Beowulf and The Common Core
As I am preparing for the upcoming transition to the Common Cores State Standards, I’ve been implementing their increased rigor to some of my previously developed lesson plans. One of my favorite texts to use with my students has always been the epic poem, Beowulf.
If there was ever a piece of literature that was made for Close Reading and deep reading techniques, it’s this poem. There are so many beautifully crafted lines and stanzas, metaphors, and other literary devices that you could spend an entire class period on a few lines. My students really enjoyed this process, and told me that they appreciated this title choice.
As part of my attempt to find secondary sources and texts to expand the themes within Beowulf, the in-theaters-now film, “Lone Survivor” came to mind. The glorification of war and soldiers and heroism is pervasive not only in Beowulf but in ancient Anglo-Saxon culture. The story of American soldiers caught in such dire straits and their fortitude to survive became the perfect pairing for Beowulf and his dauntless monster-fighting legacy.
According to IMDb:
Marcus Luttrell, a Navy Seal, and his team set out on a mission to capture or kill notorious al Qaeda leader Ahmad Shahd, in late June 2005. After running into mountain herders and capturing them, they were left with no choice but to follow their rules of engagement or be imprisoned. Now Marcus and his team are left to fight for their lives in one of the most valiant efforts of modern warfare. Written by Jacob Smith.
My lesson began with an anticipatory question: What qualifies a decision as heroic versus foolish?
Our objective for the day that was posted beneath the opening question was: Compare and contrast the heroic decisions between Beowulf and the Navy Seals in the article, “The ‘Lone Survivor’ Tells the Story of a Tragic Navy Mission.
After we discussed their responses to the opening question, I introduced the background of the Marcus Luttrell’s story by teasing the key points. I put up a picture of Luttrell and the movie poster for “Lone Survivor” as we talked. Next I passed out transcripts of the NPR interview for students to following along with as they listened. Students were required to highlight and annotate the text as we listened, looking for examples of heroism, vocabulary words they were unfamiliar with, and any other parallels to Beowulf that they could identify.

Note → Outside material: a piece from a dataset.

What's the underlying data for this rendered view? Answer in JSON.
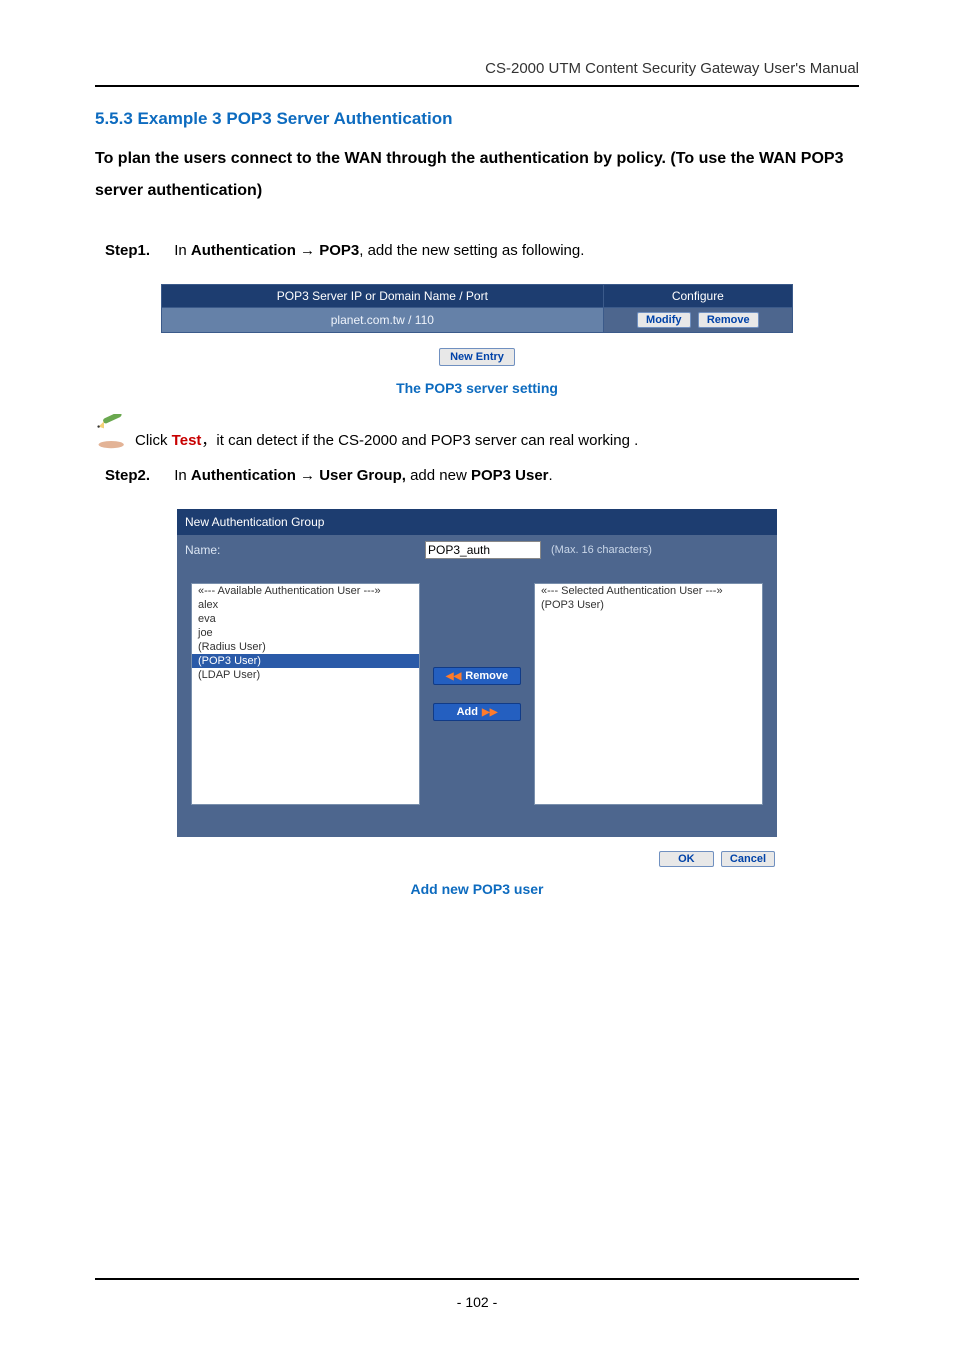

I wanted to leave this open for the students to use their critical thinking skills.
As we listened to the interview, students were busily working and annotating, and my heart was bursting!
Once the interview was over, the students shared what they highlighted with their table partners. I asked them to consider the following questions:
1. What connections did you make between Luttrell’s story and Beowulf?
2. What was different between the stories?
3. What vocabulary words did you identify? Did anyone else have a definition for you?
4. Do you think Beowulf and the Navy Seals could have switched places? Who would have been able to defeat the enemy? Who would have failed? Why?
Once those four questions were completed, we shared our findings. I asked students to share their highlighted portions of the text and they were required to support their notation by sharing the parallel Beowulf elements. No answer could stand alone from the epic poem.
Students eventually forgot that I was there because the discussion moved from my questions to their analysis.